Elected officials—often dedicated folks without nefarious motives—may sprint straight ahead with a passion to move a project forward. But in their rush to get the job done, the official may trample on the citizens’ right to know what government is doing and their right to give input into the process.
Last Tuesday, the City Council met in a 5 p.m. workshop with a group of “sunshine” advocates and experts to look at how Berkeley’s government can become more transparent than California’s open meeting and public records laws require. San Francisco, Oakland, Benicia, Riverside, Milpitas, and Contra Costa County have adopted “sunshine” laws.
Panelists included Terry Francke, an attorney from Californians Aware who has advised cities on sunshine laws; Mark Schlosberg, police practices policy director with the Northern California American Civil Liberties Union, a Berkeley resident and former member of its Police Review Commission; Jinky Gardner president of the Berkeley-Emeryville-Albany League of Women Voters. I participated on the panel as the representative of the Freedom of Information Committee of the Society of Professional Journalists, Northern California chapter.

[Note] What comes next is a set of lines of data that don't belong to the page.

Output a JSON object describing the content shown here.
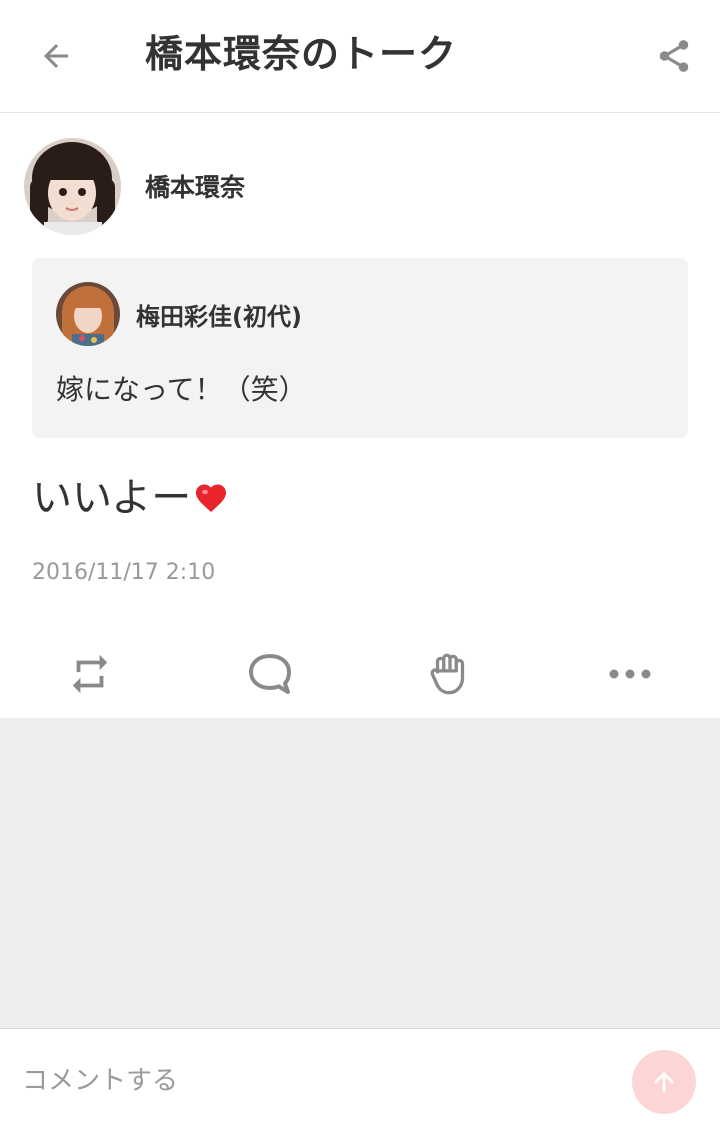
{
  "header": {
    "title": "橋本環奈のトーク",
    "back_icon": "arrow-left-icon",
    "share_icon": "share-icon"
  },
  "post": {
    "author": "橋本環奈",
    "text": "いいよー",
    "emoji": "heart-emoji",
    "timestamp": "2016/11/17 2:10"
  },
  "quoted": {
    "author": "梅田彩佳(初代)",
    "text": "嫁になって！（笑）"
  },
  "actions": [
    {
      "name": "repost-icon"
    },
    {
      "name": "comment-icon"
    },
    {
      "name": "clap-icon"
    },
    {
      "name": "more-icon"
    }
  ],
  "composer": {
    "placeholder": "コメントする",
    "send_icon": "arrow-up-icon"
  },
  "colors": {
    "text": "#333333",
    "muted": "#999999",
    "icon": "#8a8a8a",
    "quote_bg": "#f3f3f3",
    "feed_bg": "#ededed",
    "send_bg": "#fcd6d6",
    "heart": "#e8242c"
  }
}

Panelists underscored the significant progress Berkeley has shown by having made a host of documents available on its website. Ironically, the draft sunshine law presented at Tuesday’s meeting and its earlier 23 iterations had not previously been accessible to the public. It can now be found on the city’s website by going to the March 20 special work session City Council agenda. Links to the draft are also on the Daily Planet website, along with a model San Jose ordinance—not yet adopted—and the San Francisco Sunshine Ordinance.
During discussion of the draft document, Councilmember Darryl Moore said city staff should have involved the council. “I’ve not been part of the discussion nor any of us here on the dais,” he said, noting the council first asked staff to begin work on a sunshine ordinance in 2001. “That bothers me and disturbs me greatly; it shouldn’t take six long years,” he said.
On April 24, the council will discuss an expanded process for adopting a Berkeley sunshine law that would include input from both open government experts and the public.
The panel, the council and 10 or so members of the public who commented at the workshop agreed the draft ordinance needs more work. Councilmember Kriss Worthington engaged in debate with the city attorney about whether all the issues raised in 2001 had been addressed in the draft, such as creating a time certain for public hearings, writing clear council and commission agendas, and how settlement agreements discussed in closed session were to be made public before council approval.
A key concern of panelists and some members of the community was that the draft places the city manager in the position of responding to complaints about violations of the ordinance.
While some said a commission should be set up to oversee the ordinance—with the League’s Gardner commenting that she never thought she’d advocate for one more commission—City Manager Phil Kamlarz said that such a commission would have no teeth unless the measure was put before the voters as a charter amendment, which was done in Oakland and San Francisco.
“Those whose actions are in question cannot be deciding what is or is not public knowledge,” said Berkeley resident Peter Sussman, also a member of the Society of Professional Journalists Freedom of Information Committee.
But Mayor Tom Bates disagreed, saying: “If you have a commission that’s only advisory, it seems like a waste of time.”
Gardner elaborated: “When I say an advisory commission, I think you would listen. If none of the boards and commissions has final authority and you override them all, why do we have any of them?”
While the draft ordinance says a member of the public can take an alleged violation of the ordinance to court, Schlosberg noted that the ordinance does not provide for a successful complainant’s attorney’s fees to be paid by the city if it loses, as they are in other cities.
Schlosberg also addressed the city’s guidelines for release of police records. A problem he noted is that they include no provision for releasing records showing the type and frequency of the use of force.
“Getting that kind of aggregate information allows us to look at whether there’s a pattern of a certain type of force being used in ways that may not be in conformance with the way the community would want such things to be used,” Schlosberg said, adding that another omission in the guidelines was that dispatch tapes should be released to show whether calls are handled properly.
The Oakland League of Women Voters played a critical role in writing Oakland’s sunshine ordinance and Gardner promised the assistance of the League in the Berkeley process, particularly in bringing citizens together to give their input and, after the law is drafted, to write a handbook making the laws easily understandable to the citizens.
“After all, the public is probably the biggest stakeholder,” Gardner said.
Model Sunshine ordinance from SJ Mercury News:
San Francisco Sunshine Ordinance
Draft 24 - Berkeley Sunshine Ordinance